The fate of the Calman Commission proposals and the Scottish Parliament Bill for a referendum on independence are not necessarily inter-twined but neither looks likely to be on the statute book by the end of 2010.  The Queen's Speech at Westminster on 18 November 2009 carefully avoided commitment to legislation: "In Scotland, my Government will take forward proposals in the Final Report of the Commission on Scottish Devolution."  One does not imagine that a Tory Government after May 2010 (which still seems to this non-expert the likeliest outcome of the inevitable UK General Election) will be any more enthusiastic – and quite possibly it will be even less so.  We are more confident in predicting that this time next year we will be taking a keener interest in the outcome of the Scottish Parliament election due in May 2011.  But who knows for sure?  Perhaps the SNP Government will fall during this coming year, if the opposition parties feel brave enough to force a vote of no confidence, and then we will be in uncharted waters for the Scottish Parliament anyway.

A legal question of some importance which seems sure to be ventilated further in 2010 is the decision of a seven-judge High Court that the human rights of a person detained and interviewed by the police in connection with an offence were not infringed by the absence of his solicitor at the interview (MacLean v HM Advocate 2009 HCJAC 97).  Since the European Court of Human Rights has held in Salduz v Turkey (Application No. 36391/02, 27 November 2008) that the presence of a lawyer at such interviews is essential to avoid infringement of Article 6 ECHR (fair trial), the decision of the Scottish court may surprise some; and the Supreme Court could well be asked for its views on the matter.  Since, as in the MacLean case itself, confessions elicited at such interviews are often a key component in prosecution cases, the matter is of considerable practical as well as theoretical importance.  It should be said that safeguards are in place for the detained person under the current law, since the interviews must be videoed and taped, and the record thus created made available in court.  So in the end it may be a nicer question than at first appears.

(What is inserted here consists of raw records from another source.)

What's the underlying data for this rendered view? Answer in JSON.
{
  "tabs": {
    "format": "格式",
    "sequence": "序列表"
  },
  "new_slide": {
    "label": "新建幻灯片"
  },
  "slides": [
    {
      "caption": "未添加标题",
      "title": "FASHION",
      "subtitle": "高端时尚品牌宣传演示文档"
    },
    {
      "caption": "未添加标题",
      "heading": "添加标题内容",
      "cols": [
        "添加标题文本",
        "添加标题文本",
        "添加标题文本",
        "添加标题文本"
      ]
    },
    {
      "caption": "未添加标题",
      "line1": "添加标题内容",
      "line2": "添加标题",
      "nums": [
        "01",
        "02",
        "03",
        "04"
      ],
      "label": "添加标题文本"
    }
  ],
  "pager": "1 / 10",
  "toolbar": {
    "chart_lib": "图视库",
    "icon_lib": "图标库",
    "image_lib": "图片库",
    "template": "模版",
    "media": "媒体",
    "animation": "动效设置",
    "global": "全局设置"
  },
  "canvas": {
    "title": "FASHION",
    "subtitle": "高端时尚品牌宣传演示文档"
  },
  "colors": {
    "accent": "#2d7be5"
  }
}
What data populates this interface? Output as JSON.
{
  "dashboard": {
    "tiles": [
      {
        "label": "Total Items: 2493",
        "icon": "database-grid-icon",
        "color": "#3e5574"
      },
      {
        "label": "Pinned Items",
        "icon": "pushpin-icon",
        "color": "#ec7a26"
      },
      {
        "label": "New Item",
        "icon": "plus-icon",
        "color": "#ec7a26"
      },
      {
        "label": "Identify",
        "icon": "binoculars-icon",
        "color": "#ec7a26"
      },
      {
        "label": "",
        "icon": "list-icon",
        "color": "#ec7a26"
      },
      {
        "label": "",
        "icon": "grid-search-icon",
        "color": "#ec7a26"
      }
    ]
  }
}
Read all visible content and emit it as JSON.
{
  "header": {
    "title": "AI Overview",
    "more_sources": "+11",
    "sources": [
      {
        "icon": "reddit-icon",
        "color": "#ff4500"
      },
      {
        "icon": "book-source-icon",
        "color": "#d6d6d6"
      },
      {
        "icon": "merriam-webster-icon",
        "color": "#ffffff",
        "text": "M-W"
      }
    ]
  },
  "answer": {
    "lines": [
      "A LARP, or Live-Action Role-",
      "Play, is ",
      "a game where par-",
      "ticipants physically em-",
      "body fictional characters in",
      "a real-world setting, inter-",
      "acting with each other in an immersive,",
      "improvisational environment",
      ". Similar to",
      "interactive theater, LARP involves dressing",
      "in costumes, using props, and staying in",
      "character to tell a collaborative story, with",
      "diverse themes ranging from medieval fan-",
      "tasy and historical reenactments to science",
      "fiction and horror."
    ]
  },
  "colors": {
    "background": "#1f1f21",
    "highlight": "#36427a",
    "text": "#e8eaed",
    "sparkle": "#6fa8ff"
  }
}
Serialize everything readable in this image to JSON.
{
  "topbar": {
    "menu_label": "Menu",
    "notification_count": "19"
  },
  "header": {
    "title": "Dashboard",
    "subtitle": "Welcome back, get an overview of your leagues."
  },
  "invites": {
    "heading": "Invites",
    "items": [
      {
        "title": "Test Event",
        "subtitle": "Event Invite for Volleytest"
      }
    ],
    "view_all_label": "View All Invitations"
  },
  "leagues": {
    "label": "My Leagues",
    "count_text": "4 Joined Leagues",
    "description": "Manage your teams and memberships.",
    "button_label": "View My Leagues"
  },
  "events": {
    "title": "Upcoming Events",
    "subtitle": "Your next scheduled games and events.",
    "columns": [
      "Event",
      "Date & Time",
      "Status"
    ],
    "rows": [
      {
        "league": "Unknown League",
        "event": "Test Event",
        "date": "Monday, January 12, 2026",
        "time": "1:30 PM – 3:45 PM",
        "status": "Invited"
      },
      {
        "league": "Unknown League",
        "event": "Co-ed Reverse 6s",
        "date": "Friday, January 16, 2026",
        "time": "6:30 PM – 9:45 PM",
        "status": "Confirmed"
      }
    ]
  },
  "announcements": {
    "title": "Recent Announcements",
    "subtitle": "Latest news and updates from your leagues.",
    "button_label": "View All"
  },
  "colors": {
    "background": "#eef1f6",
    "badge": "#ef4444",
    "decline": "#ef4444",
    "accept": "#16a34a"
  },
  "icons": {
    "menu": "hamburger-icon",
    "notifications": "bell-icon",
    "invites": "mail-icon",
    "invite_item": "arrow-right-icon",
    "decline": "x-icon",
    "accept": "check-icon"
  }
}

On a lighter note, we were pleased to note from the Aberdeen Evening Express in December 2009 that Sergeant Eros proposes to appeal against his June 2009 conviction for impersonating a policeman, noted here in Scots Law News.  No doubt he and other regulars such as the Naked Rambler and Captain Calamity will continue their excellent work in international promotion of the Scottish legal system and, in the Captain's case, increasing recognition that its mixed character is not confined to the hybridisation of the Civil Law and Common Law traditions.  The latest information Scots Law News has on the Forvik situation is the Shetlopedia article on the subject, here; it appears from this that the ownership of the island is now hotly disputed, never mind its status as a 'micronation'.  The Shetlopedia article also claims that the Forvik.net website is a spoof produced by opponents of Captain Calamity, opposed to his own Forvik.com; but it is quite entertaining and includes an alleged aerial view of the islet, so we commend it to our readers.

Finally, Scots Law News looks forward confidently to an ever-increasing readership in 2010, no matter how late we are with the latest news.  Others may be more regular and certainly more current, and we enjoyed the "Latest Scots Law News" feature on the Scotland against Crooked Lawyers website, the last item on which when we looked at it on 4 January 2010 was dated 11 August 2009; but what we think we have is always the last word on the subject.  A Guid New Year to ane and a'.